Veteran movie fans will note that Tony Gilroy wrote the script and won’t be surprised at the often convoluted plot – nor will it be surprising that the story is interesting throughout. Anderson is a strong director who keeps the pace brisk without going too fast and glossing over things. Despite having a plot that requires some concentration to follow, this is nonetheless an easy movie to watch.

.Hamm has been on my radar ever since he starred in Mad Men and I’ve always thought that he was going to one day be a big movie star; he’s just one good role away. This is the closest he’s come to that role; despite his character being deeply flawed, Hamm makes him sympathetic. He shows a great deal of charisma and onscreen charm from start to finish. In short, he’s the best thing about the movie which is saying something in a movie with Rosamund Pike in it.

The dialogue can be a bit noir-ish (which can be a bad thing) and the flashbacks can be jarring. Most negatively, there are sequences in which handheld cameras are used that are literally jarring. Those are all minuses to be sure but the pluses just edge them out enough to make this worth a shot.

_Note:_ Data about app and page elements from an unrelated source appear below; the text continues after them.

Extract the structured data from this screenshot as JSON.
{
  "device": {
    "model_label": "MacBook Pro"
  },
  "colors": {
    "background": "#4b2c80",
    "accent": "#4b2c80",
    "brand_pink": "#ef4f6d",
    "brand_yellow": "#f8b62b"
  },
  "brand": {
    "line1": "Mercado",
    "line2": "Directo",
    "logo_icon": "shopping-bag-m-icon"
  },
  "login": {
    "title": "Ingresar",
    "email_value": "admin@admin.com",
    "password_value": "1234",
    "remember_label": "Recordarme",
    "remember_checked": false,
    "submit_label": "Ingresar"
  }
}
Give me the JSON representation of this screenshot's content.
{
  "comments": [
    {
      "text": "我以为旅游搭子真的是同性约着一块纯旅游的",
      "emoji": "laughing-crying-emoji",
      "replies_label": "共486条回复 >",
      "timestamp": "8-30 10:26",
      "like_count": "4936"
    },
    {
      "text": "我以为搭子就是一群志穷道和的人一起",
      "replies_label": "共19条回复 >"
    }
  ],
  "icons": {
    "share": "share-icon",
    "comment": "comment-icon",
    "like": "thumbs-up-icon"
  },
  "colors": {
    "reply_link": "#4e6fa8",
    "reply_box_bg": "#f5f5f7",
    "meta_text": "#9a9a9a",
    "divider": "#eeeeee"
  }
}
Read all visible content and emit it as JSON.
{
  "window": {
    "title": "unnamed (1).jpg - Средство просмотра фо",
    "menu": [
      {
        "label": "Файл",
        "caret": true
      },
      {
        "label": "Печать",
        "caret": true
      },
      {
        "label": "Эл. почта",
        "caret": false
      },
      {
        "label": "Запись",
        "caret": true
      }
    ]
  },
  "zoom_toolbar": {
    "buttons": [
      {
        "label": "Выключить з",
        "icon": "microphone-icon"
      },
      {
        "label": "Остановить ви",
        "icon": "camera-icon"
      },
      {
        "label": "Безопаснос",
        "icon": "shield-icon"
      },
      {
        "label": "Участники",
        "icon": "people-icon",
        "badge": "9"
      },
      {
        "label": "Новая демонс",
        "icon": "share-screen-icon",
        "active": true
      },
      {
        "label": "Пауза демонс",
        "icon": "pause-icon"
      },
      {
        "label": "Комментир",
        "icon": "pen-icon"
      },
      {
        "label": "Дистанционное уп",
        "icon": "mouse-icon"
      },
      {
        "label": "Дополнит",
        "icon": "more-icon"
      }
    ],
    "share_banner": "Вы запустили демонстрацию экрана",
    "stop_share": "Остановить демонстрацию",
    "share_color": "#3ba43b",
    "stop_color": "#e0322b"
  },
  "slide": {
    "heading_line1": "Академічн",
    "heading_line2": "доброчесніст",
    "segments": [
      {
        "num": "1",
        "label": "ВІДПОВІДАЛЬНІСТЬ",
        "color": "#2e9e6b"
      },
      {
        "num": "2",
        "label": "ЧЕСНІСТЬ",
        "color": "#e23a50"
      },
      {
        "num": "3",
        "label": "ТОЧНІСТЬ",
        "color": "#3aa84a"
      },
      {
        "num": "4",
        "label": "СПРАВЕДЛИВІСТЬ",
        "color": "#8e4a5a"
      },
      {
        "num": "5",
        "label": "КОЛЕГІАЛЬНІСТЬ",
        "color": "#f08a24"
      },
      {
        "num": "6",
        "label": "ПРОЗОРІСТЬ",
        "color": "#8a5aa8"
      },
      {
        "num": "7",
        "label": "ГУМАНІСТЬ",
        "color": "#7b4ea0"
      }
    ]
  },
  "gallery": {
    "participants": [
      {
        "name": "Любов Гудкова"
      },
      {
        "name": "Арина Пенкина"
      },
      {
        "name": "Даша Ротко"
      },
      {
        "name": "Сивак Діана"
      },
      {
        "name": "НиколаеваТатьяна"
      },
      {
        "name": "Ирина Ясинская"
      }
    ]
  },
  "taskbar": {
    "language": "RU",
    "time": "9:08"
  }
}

REASONS TO GO: Hamm continues to show off star quality. The pacing is very crisp.
REASONS TO STAY: There are some unnecessary handheld camera sequences. The ending is a bit anti-climactic.
FAMILY VALUES: There is violence, profanity and a brief image of nudity.
TRIVIAL PURSUIT: Both Hodge and Hamm have appeared on the Netflix series Black Mirror.
CRITICAL MASS: As of 4/11/18: Rotten Tomatoes: 78% positive reviews. Metacritic: 70/100.
COMPARISON SHOPPING: Syriana
FINAL RATING: 6.5/10
NEXT:
The Feels